Data extracted from a collection
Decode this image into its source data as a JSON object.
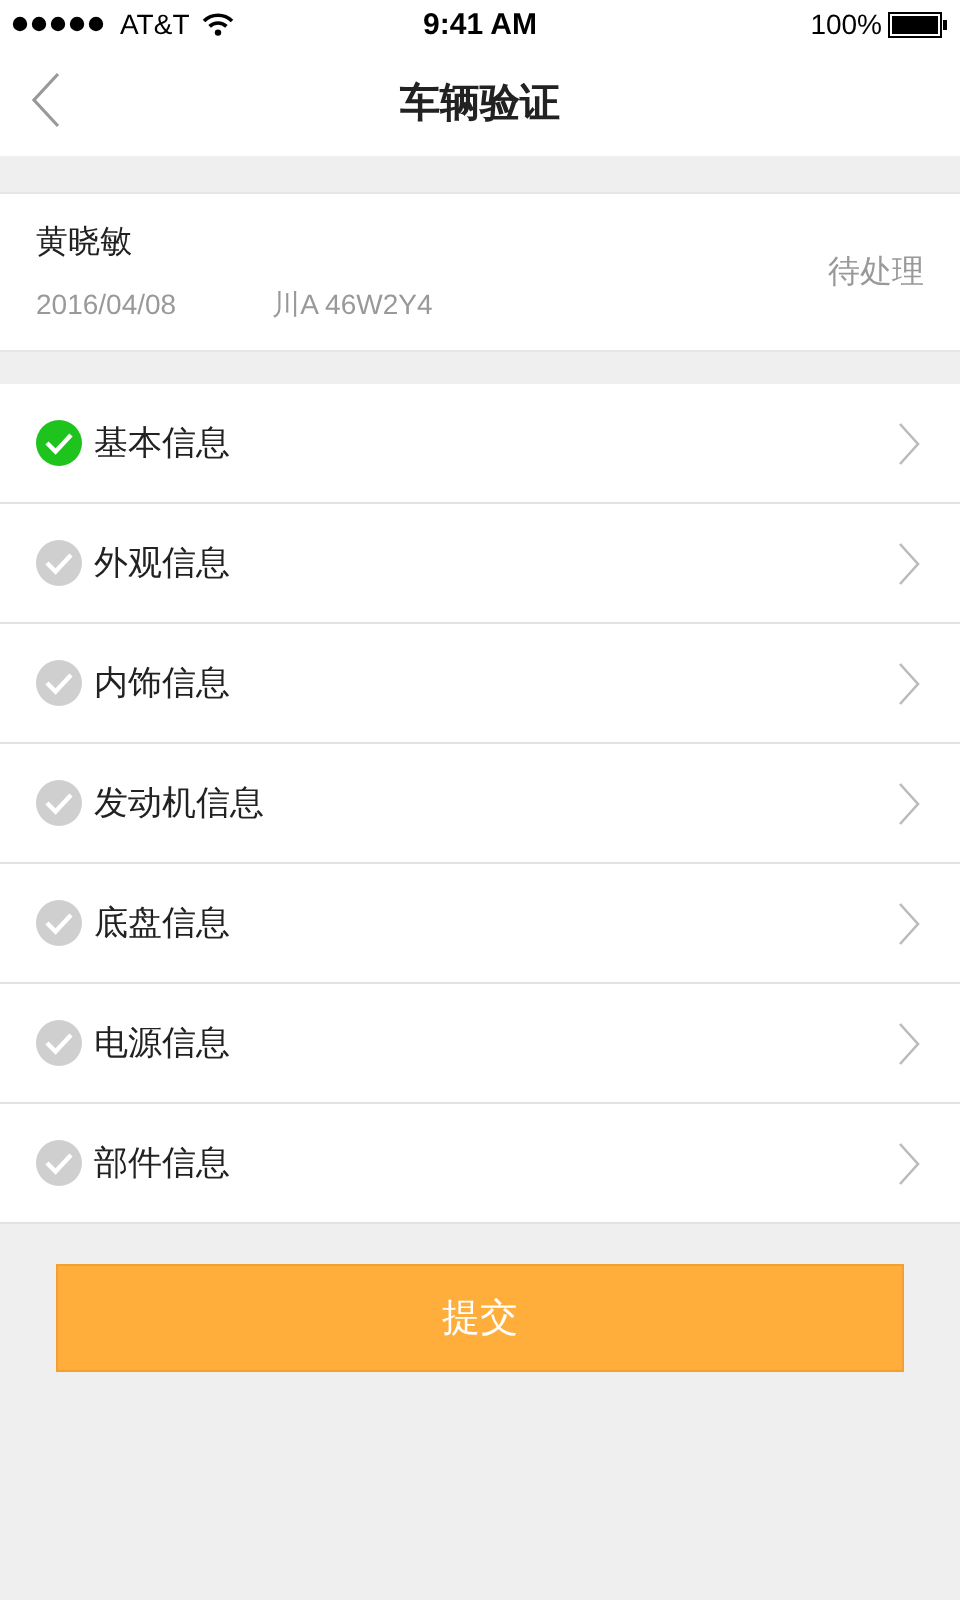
{
  "status_bar": {
    "carrier": "AT&T",
    "time": "9:41 AM",
    "battery": "100%"
  },
  "nav": {
    "title": "车辆验证"
  },
  "record": {
    "name": "黄晓敏",
    "date": "2016/04/08",
    "plate": "川A 46W2Y4",
    "status": "待处理"
  },
  "sections": [
    {
      "label": "基本信息",
      "checked": true
    },
    {
      "label": "外观信息",
      "checked": false
    },
    {
      "label": "内饰信息",
      "checked": false
    },
    {
      "label": "发动机信息",
      "checked": false
    },
    {
      "label": "底盘信息",
      "checked": false
    },
    {
      "label": "电源信息",
      "checked": false
    },
    {
      "label": "部件信息",
      "checked": false
    }
  ],
  "submit": {
    "label": "提交"
  }
}
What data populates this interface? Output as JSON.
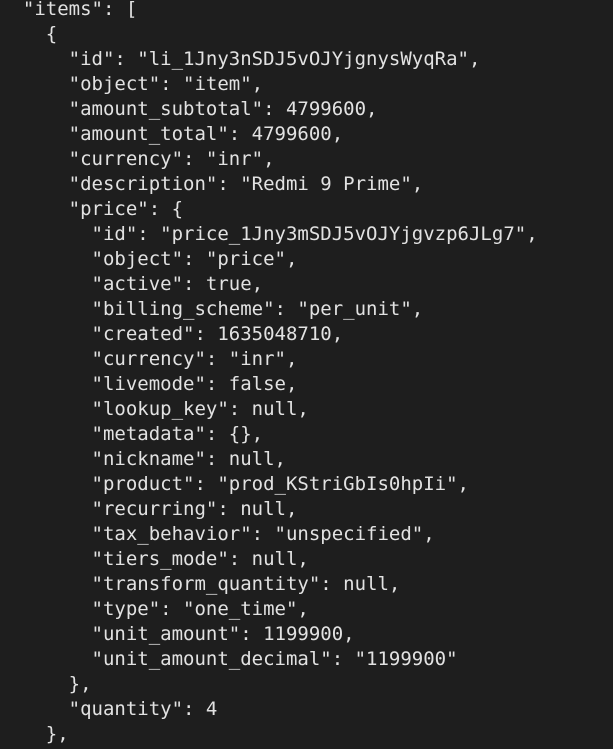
{
  "editor": {
    "lines": [
      "  \"items\": [",
      "    {",
      "      \"id\": \"li_1Jny3nSDJ5vOJYjgnysWyqRa\",",
      "      \"object\": \"item\",",
      "      \"amount_subtotal\": 4799600,",
      "      \"amount_total\": 4799600,",
      "      \"currency\": \"inr\",",
      "      \"description\": \"Redmi 9 Prime\",",
      "      \"price\": {",
      "        \"id\": \"price_1Jny3mSDJ5vOJYjgvzp6JLg7\",",
      "        \"object\": \"price\",",
      "        \"active\": true,",
      "        \"billing_scheme\": \"per_unit\",",
      "        \"created\": 1635048710,",
      "        \"currency\": \"inr\",",
      "        \"livemode\": false,",
      "        \"lookup_key\": null,",
      "        \"metadata\": {},",
      "        \"nickname\": null,",
      "        \"product\": \"prod_KStriGbIs0hpIi\",",
      "        \"recurring\": null,",
      "        \"tax_behavior\": \"unspecified\",",
      "        \"tiers_mode\": null,",
      "        \"transform_quantity\": null,",
      "        \"type\": \"one_time\",",
      "        \"unit_amount\": 1199900,",
      "        \"unit_amount_decimal\": \"1199900\"",
      "      },",
      "      \"quantity\": 4",
      "    },"
    ]
  }
}
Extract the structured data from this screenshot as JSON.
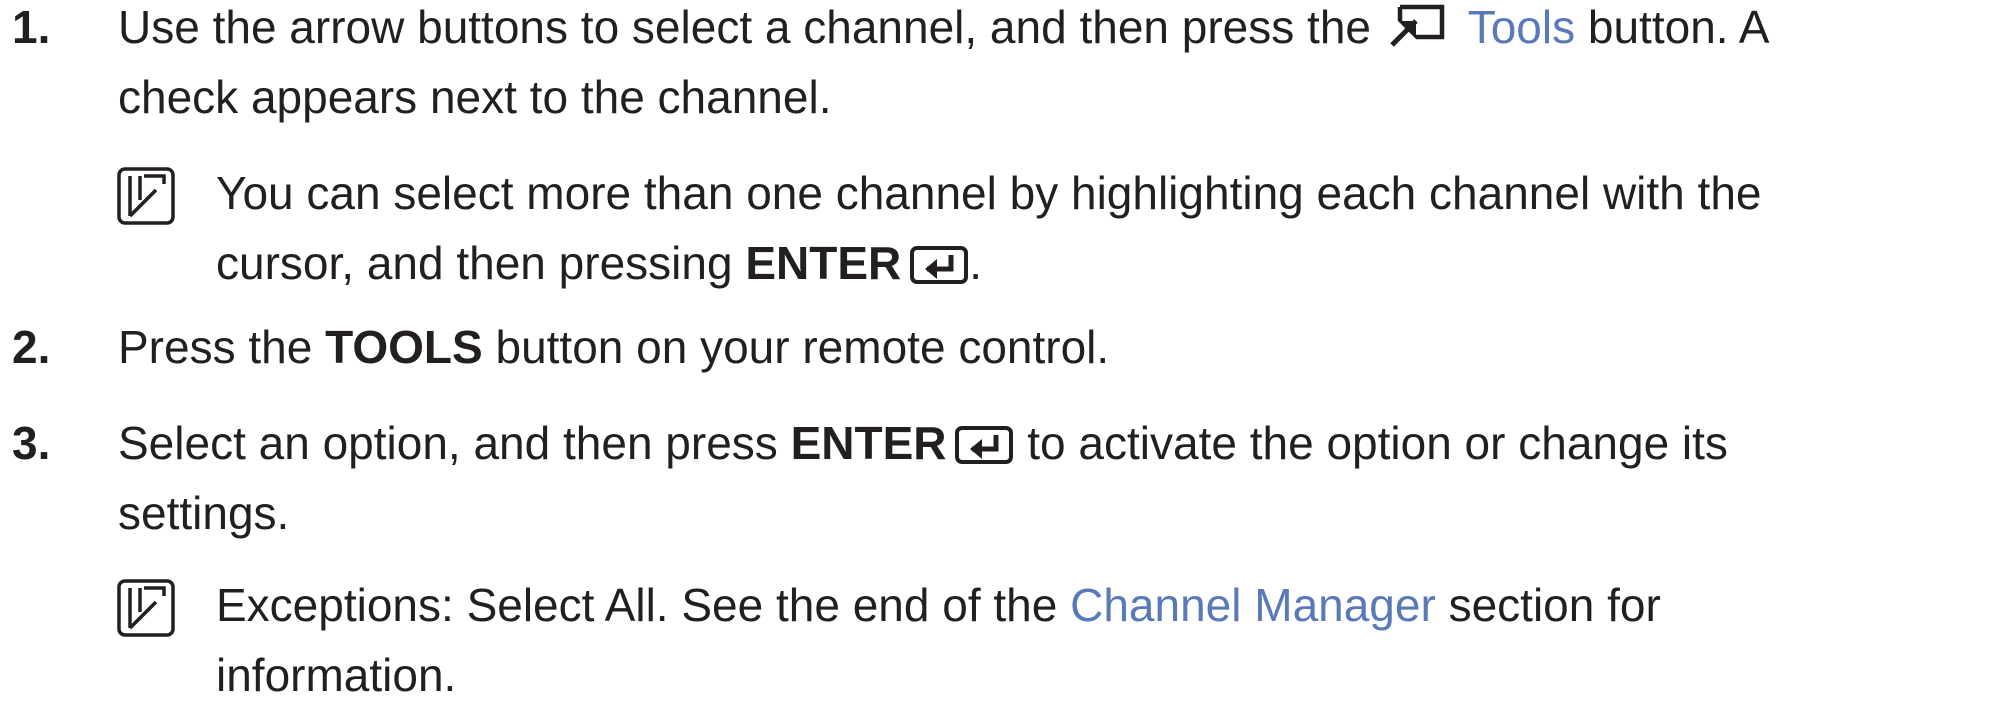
{
  "steps": [
    {
      "number": "1.",
      "text_before": "Use the arrow buttons to select a channel, and then press the",
      "tools_label": "Tools",
      "text_after_line1": "button. A",
      "text_line2": "check appears next to the channel.",
      "note": {
        "text_before": "You can select more than one channel by highlighting each channel with the",
        "text_line2_before": "cursor, and then pressing",
        "enter_label": "ENTER",
        "text_end": "."
      }
    },
    {
      "number": "2.",
      "text_before": "Press the",
      "bold_label": "TOOLS",
      "text_after": "button on your remote control."
    },
    {
      "number": "3.",
      "text_before": "Select an option, and then press",
      "enter_label": "ENTER",
      "text_after_line1": "to activate the option or change its",
      "text_line2": "settings.",
      "note": {
        "text_before": "Exceptions: Select All. See the end of the",
        "link_label": "Channel Manager",
        "text_after": "section for",
        "text_line2": "information."
      }
    }
  ],
  "icons": {
    "tools": "tools-icon",
    "enter": "enter-icon",
    "memo": "memo-icon"
  },
  "colors": {
    "text": "#231f20",
    "link": "#5a79b8"
  }
}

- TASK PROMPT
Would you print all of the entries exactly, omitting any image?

- OUTPUT BELOW
Decode this image into its source data as a JSON object.
{
  "status_bar": {
    "carrier": "AT&T",
    "time": "9:41 AM",
    "battery": "100%"
  },
  "nav": {
    "title": "车辆验证"
  },
  "record": {
    "name": "黄晓敏",
    "date": "2016/04/08",
    "plate": "川A 46W2Y4",
    "status": "待处理"
  },
  "sections": [
    {
      "label": "基本信息",
      "checked": true
    },
    {
      "label": "外观信息",
      "checked": false
    },
    {
      "label": "内饰信息",
      "checked": false
    },
    {
      "label": "发动机信息",
      "checked": false
    },
    {
      "label": "底盘信息",
      "checked": false
    },
    {
      "label": "电源信息",
      "checked": false
    },
    {
      "label": "部件信息",
      "checked": false
    }
  ],
  "submit": {
    "label": "提交"
  }
}
What data populates this interface? Output as JSON.
{
  "editor": {
    "lines": [
      "  \"items\": [",
      "    {",
      "      \"id\": \"li_1Jny3nSDJ5vOJYjgnysWyqRa\",",
      "      \"object\": \"item\",",
      "      \"amount_subtotal\": 4799600,",
      "      \"amount_total\": 4799600,",
      "      \"currency\": \"inr\",",
      "      \"description\": \"Redmi 9 Prime\",",
      "      \"price\": {",
      "        \"id\": \"price_1Jny3mSDJ5vOJYjgvzp6JLg7\",",
      "        \"object\": \"price\",",
      "        \"active\": true,",
      "        \"billing_scheme\": \"per_unit\",",
      "        \"created\": 1635048710,",
      "        \"currency\": \"inr\",",
      "        \"livemode\": false,",
      "        \"lookup_key\": null,",
      "        \"metadata\": {},",
      "        \"nickname\": null,",
      "        \"product\": \"prod_KStriGbIs0hpIi\",",
      "        \"recurring\": null,",
      "        \"tax_behavior\": \"unspecified\",",
      "        \"tiers_mode\": null,",
      "        \"transform_quantity\": null,",
      "        \"type\": \"one_time\",",
      "        \"unit_amount\": 1199900,",
      "        \"unit_amount_decimal\": \"1199900\"",
      "      },",
      "      \"quantity\": 4",
      "    },"
    ]
  }
}
Extract the structured data from this screenshot as JSON.
{
  "steps": [
    {
      "number": "1.",
      "text_before": "Use the arrow buttons to select a channel, and then press the",
      "tools_label": "Tools",
      "text_after_line1": "button. A",
      "text_line2": "check appears next to the channel.",
      "note": {
        "text_before": "You can select more than one channel by highlighting each channel with the",
        "text_line2_before": "cursor, and then pressing",
        "enter_label": "ENTER",
        "text_end": "."
      }
    },
    {
      "number": "2.",
      "text_before": "Press the",
      "bold_label": "TOOLS",
      "text_after": "button on your remote control."
    },
    {
      "number": "3.",
      "text_before": "Select an option, and then press",
      "enter_label": "ENTER",
      "text_after_line1": "to activate the option or change its",
      "text_line2": "settings.",
      "note": {
        "text_before": "Exceptions: Select All. See the end of the",
        "link_label": "Channel Manager",
        "text_after": "section for",
        "text_line2": "information."
      }
    }
  ],
  "icons": {
    "tools": "tools-icon",
    "enter": "enter-icon",
    "memo": "memo-icon"
  },
  "colors": {
    "text": "#231f20",
    "link": "#5a79b8"
  }
}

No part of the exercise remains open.